Estimated population: 6-7.2 million

Ethnicity: Han Chinese

First language/s: Thai, Teochew, Hakka, Hainanese, Mandarin

Religion/s: Theravada Buddhism, Mahayana Buddhism, Taoism


Chinese make up roughly 10-12 per cent of the population of Thailand. Because of a long history of intermixture with ethnic Thais, precise figures on their actual numbers are hard to ascertain. With the exception of a small minority, the majority of the Chinese are Thai-Chinese. While most Chinese live in urban areas, there is also a distinct rural Yunnanese Chinese community in the hills of northern Thailand. Most Chinese in Thailand are of Teochew background, and it is this language which remains the most commonly used for business purposes, though Mandarin appears to be making some headway. The minority is generally thought to be economically advantaged in relation to the majority Thai population, with some reports that they may control more than 80 per cent of Thai business interests.

Historical context

Chinese presence in what is today Thailand goes back at least to the thirteenth century. By the sixteenth century, they had a small community located in the then capital of the Kingdom of Siam, Ayudhya, as well as a well-established community in Pattani, in the extreme south of the country.

By the seventeenth century, they represented perhaps 1 per cent of the population, and were mainly ethnic Cantonese and Fujianese. By the nineteenth century, Teochew migrants had become the largest group within the Chinese minority, and their language became the lingua franca among the various ethnic Chinese groups.

By the nineteenth century, Thailand’s Chinese were engaged in commercial activities and as labourers in industry, mines, construction and plantations. Their role was significant in the important rice export trade. During this period Chinese migration increased substantially, so that at the beginning of the twentieth century the Chinese had come to constitute perhaps more than half of the population of the capital, known in the west as Bangkok.

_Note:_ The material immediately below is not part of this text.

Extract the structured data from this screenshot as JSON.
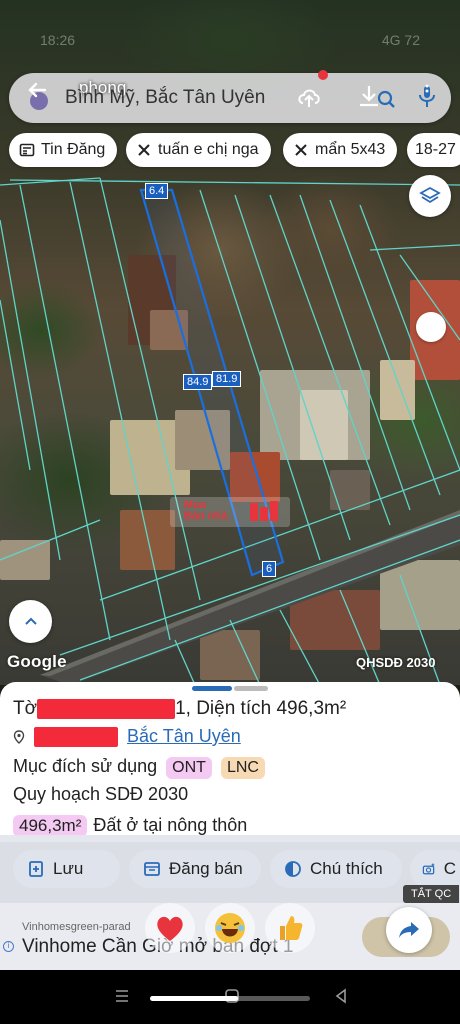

The large Chinese population and the economic dominance of the Chinese began to create serious resentment which started to manifest itself in the first decades of the twentieth century. Anti-Chinese sentiments appeared in government policies, including statements made by King Rama VI asserting that the Chinese were not loyal Thai subjects. These were followed by laws such as a 1910 poll tax, which had a considerable impact on the Chinese and led to a general strike by Chinese workers.

While a 1913 Nationality Law gave citizenship to the Chinese, Thai authorities started to enforce laws that also mandated the assimilation of citizens. This became particularly obvious after the overthrow of Thailand’s absolute monarchy in 1932 brought in military leaders who adopted much more blatantly Thai nationalist policies. In the 1930s and 1940s, various laws and other measures excluded members of the Chinese minority from about 27 different professions, nationalized some areas of the economy or brought it under strict government control – and outside of Chinese hands. Teaching in Chinese was either prohibited or only allowed in private schools for a limited number of hours. Many Chinese either chose to leave the country, migrating to other parts of Asia, or tried to ‘disappear’ by adopting Thai names so as to be less conspicuous. The creation of state-owned industries, placed in Thai hands, forced the Chinese community to diversify its economic activities and form alliances with powerful Thais.

The shift in the 1960s and 1970s to an export-oriented economy was to the advantage of Chinese businesses. Today those of Chinese or partial Chinese descent occupy all strata of Thai society, including Thailand’s biggest companies outside of the agricultural sphere. More than half live in the Bangkok area and the Chinese population as a whole is largely urbanized. Involvement in the commercial sphere, whether as owners of large businesses or as small shopkeepers, remains predominant. Although traditionally the Chinese have shied away from politics, in the 1980s they became more involved. Some of today’s most prominent politicians are Thai-Chinese. Local Chinese newspapers now operate freely and there are several private Chinese schools operating, supported by an increase in interest in Chinese traditions and culture after the 1980s.

Current issues

The Chinese minority remains well integrated, economically advantaged in relation to the ethnic Thai majority. In recent years they have been increasingly visible in Thai society and politics generally and are not victims of any sort of institutionalized discrimination.

Updated: April 2018